___ EXTRACTED INFORMATION

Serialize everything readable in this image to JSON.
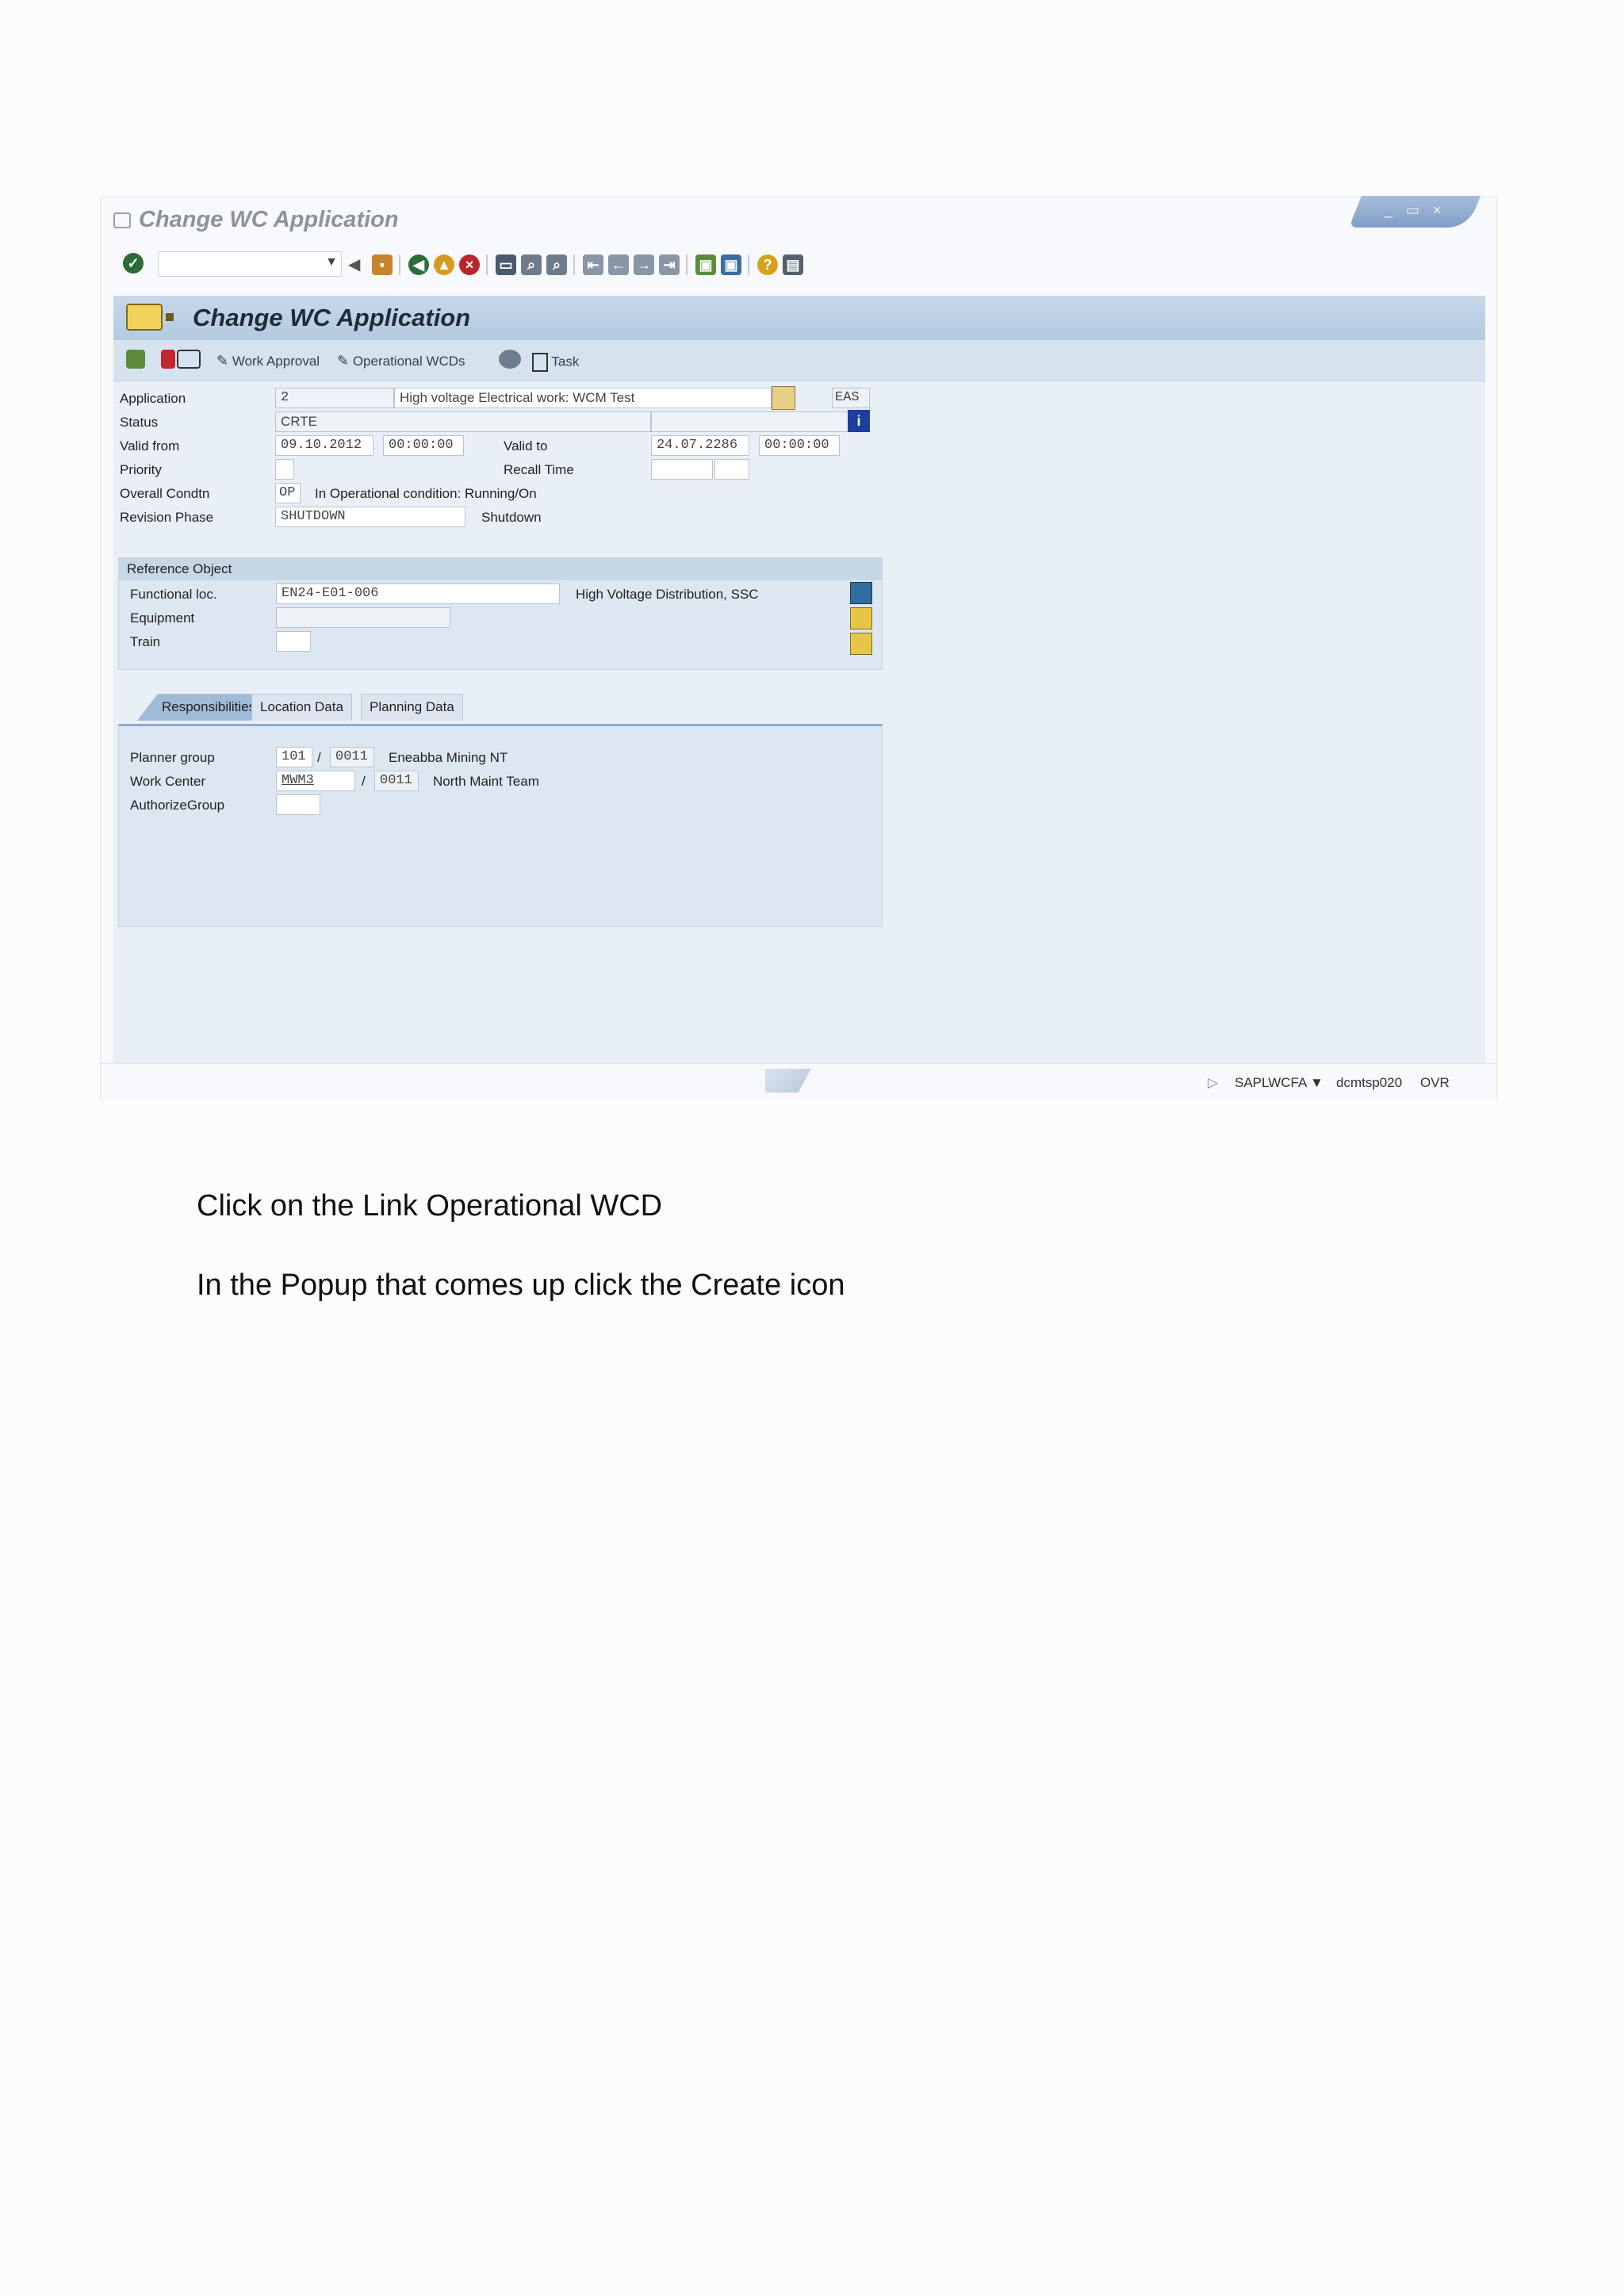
{
  "window": {
    "title": "Change WC Application",
    "controls": "_ ▭ ×"
  },
  "toolbar": {
    "command_field_value": "",
    "buttons": [
      "enter",
      "back",
      "save",
      "back-nav",
      "exit",
      "cancel",
      "print",
      "find",
      "find-next",
      "first-page",
      "previous-page",
      "next-page",
      "last-page",
      "new-session",
      "shortcut",
      "help",
      "customize"
    ]
  },
  "panel": {
    "title": "Change WC Application",
    "app_toolbar": {
      "work_approval": "Work Approval",
      "operational_wcds": "Operational WCDs",
      "task": "Task"
    }
  },
  "form": {
    "application_label": "Application",
    "application_value": "2",
    "application_text": "High voltage Electrical work: WCM Test",
    "application_code": "EAS",
    "status_label": "Status",
    "status_value": "CRTE",
    "valid_from_label": "Valid from",
    "valid_from_date": "09.10.2012",
    "valid_from_time": "00:00:00",
    "valid_to_label": "Valid to",
    "valid_to_date": "24.07.2286",
    "valid_to_time": "00:00:00",
    "priority_label": "Priority",
    "recall_time_label": "Recall Time",
    "overall_condtn_label": "Overall Condtn",
    "overall_condtn_value": "OP",
    "overall_condtn_text": "In Operational condition: Running/On",
    "revision_phase_label": "Revision Phase",
    "revision_phase_value": "SHUTDOWN",
    "revision_phase_text": "Shutdown"
  },
  "reference_object": {
    "heading": "Reference Object",
    "functional_loc_label": "Functional loc.",
    "functional_loc_value": "EN24-E01-006",
    "functional_loc_text": "High Voltage Distribution, SSC",
    "equipment_label": "Equipment",
    "train_label": "Train"
  },
  "tabs": [
    "Responsibilities",
    "Location Data",
    "Planning Data"
  ],
  "responsibilities": {
    "planner_group_label": "Planner group",
    "planner_group_value": "101",
    "planner_group_plant": "0011",
    "planner_group_text": "Eneabba Mining NT",
    "work_center_label": "Work Center",
    "work_center_value": "MWM3",
    "work_center_plant": "0011",
    "work_center_text": "North Maint Team",
    "authorize_group_label": "AuthorizeGroup",
    "separator": "/"
  },
  "status_bar": {
    "program": "SAPLWCFA",
    "server": "dcmtsp020",
    "mode": "OVR"
  },
  "instructions": [
    "Click on the Link Operational WCD",
    "In the Popup that comes up click the Create icon"
  ],
  "colors": {
    "panel_header": "#b4cade",
    "panel_bg": "#e9eff6",
    "active_tab": "#9fbbd8"
  }
}
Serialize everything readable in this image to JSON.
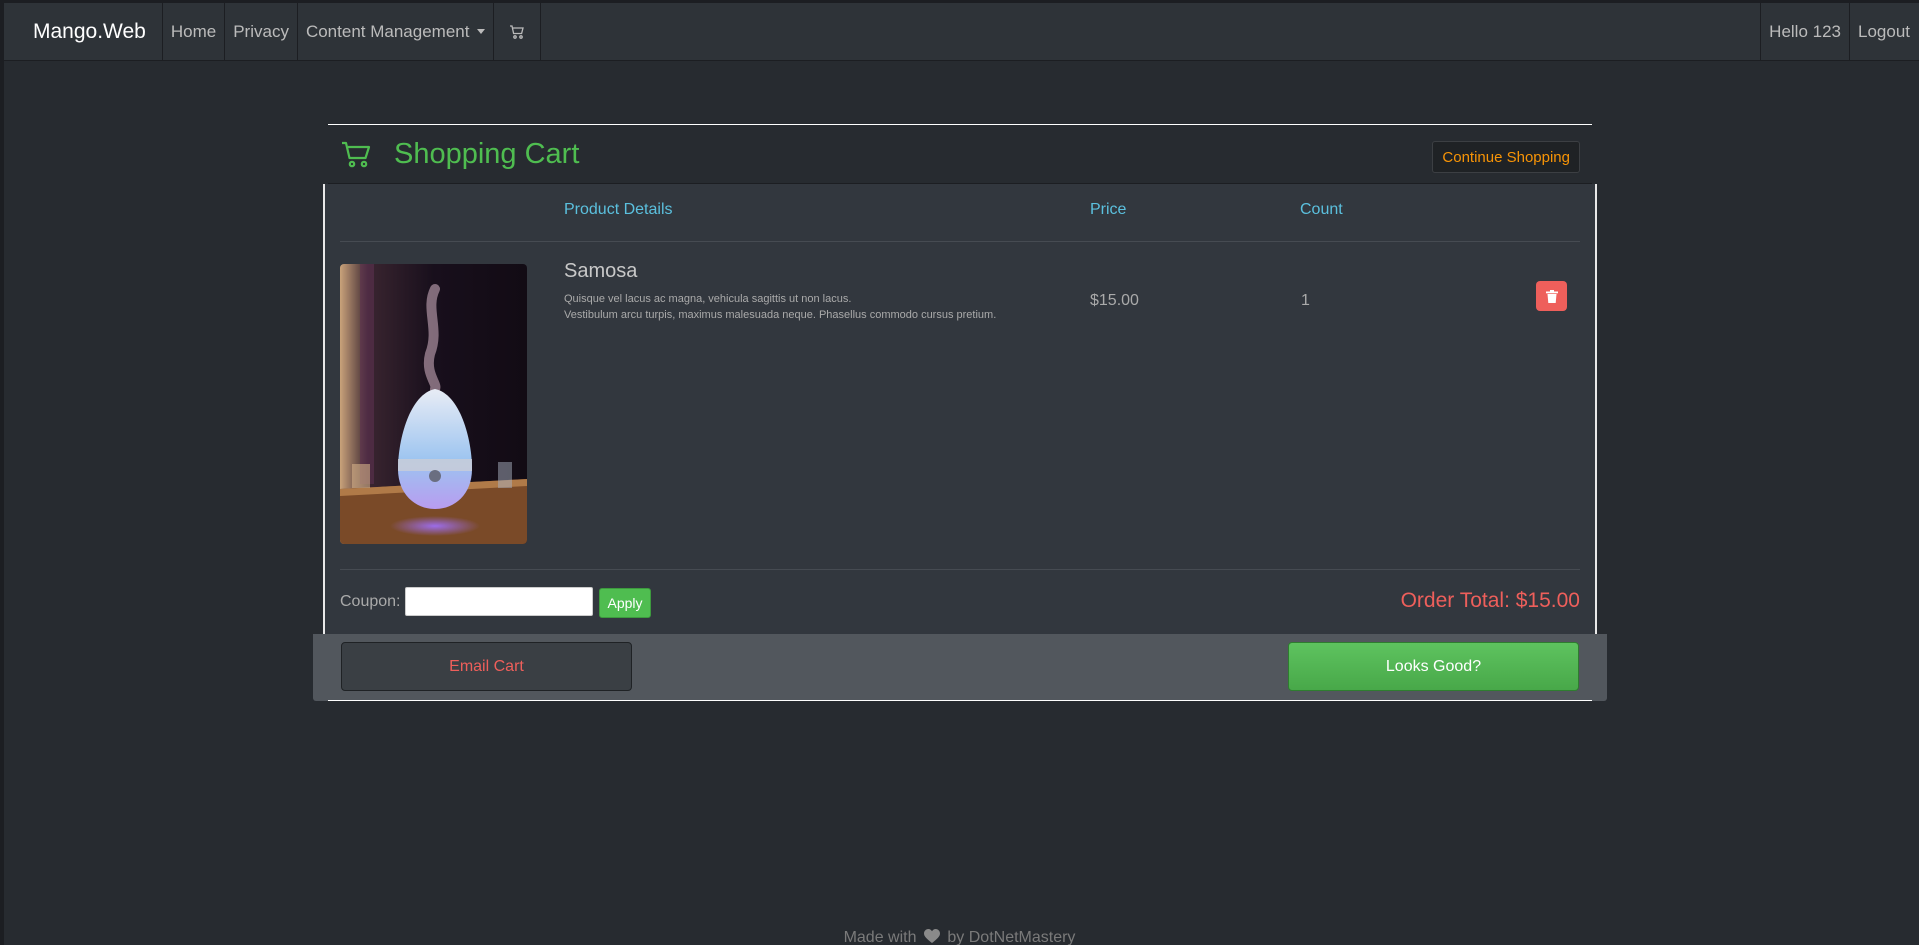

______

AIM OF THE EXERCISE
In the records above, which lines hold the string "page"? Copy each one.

EXERCISE ANSWER
      "first-page",
      "previous-page",
      "next-page",
      "last-page",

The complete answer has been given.